ACTION ITEM. The entries that follow should be reproduced exactly, with no images carried over.

==== AVAILABLE DATA

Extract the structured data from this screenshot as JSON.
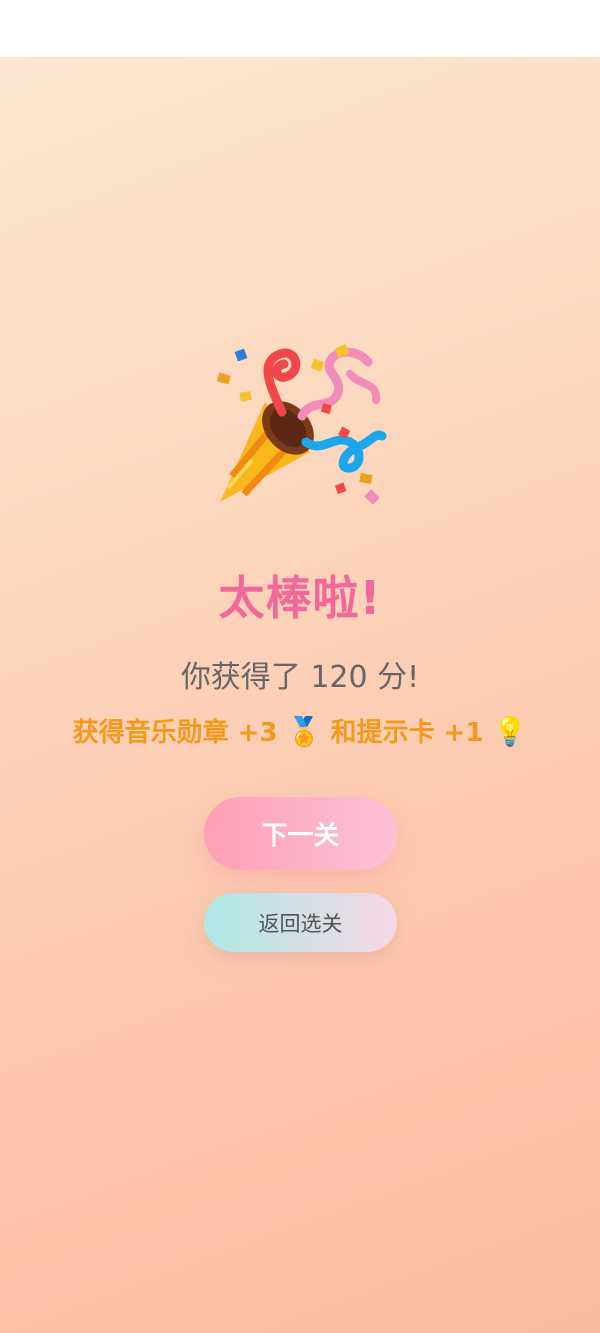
{
  "result": {
    "title": "太棒啦!",
    "score_text": "你获得了 120 分!",
    "reward": {
      "medal_text": "获得音乐勋章 +3",
      "medal_emoji": "🏅",
      "hint_text": "和提示卡 +1",
      "hint_emoji": "💡"
    }
  },
  "buttons": {
    "next_label": "下一关",
    "back_label": "返回选关"
  },
  "icons": {
    "hero": "party-popper-icon",
    "medal": "medal-icon",
    "hint": "lightbulb-icon"
  },
  "colors": {
    "title": "#f2689a",
    "reward": "#f39a1c",
    "score": "#666666",
    "background_start": "#fde7d0",
    "background_end": "#fbb9a0"
  }
}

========

WRITTEN SOLUTION.
Extract the structured data from this screenshot as JSON.
{
  "result": {
    "title": "太棒啦!",
    "score_text": "你获得了 120 分!",
    "reward": {
      "medal_text": "获得音乐勋章 +3",
      "medal_emoji": "🏅",
      "hint_text": "和提示卡 +1",
      "hint_emoji": "💡"
    }
  },
  "buttons": {
    "next_label": "下一关",
    "back_label": "返回选关"
  },
  "icons": {
    "hero": "party-popper-icon",
    "medal": "medal-icon",
    "hint": "lightbulb-icon"
  },
  "colors": {
    "title": "#f2689a",
    "reward": "#f39a1c",
    "score": "#666666",
    "background_start": "#fde7d0",
    "background_end": "#fbb9a0"
  }
}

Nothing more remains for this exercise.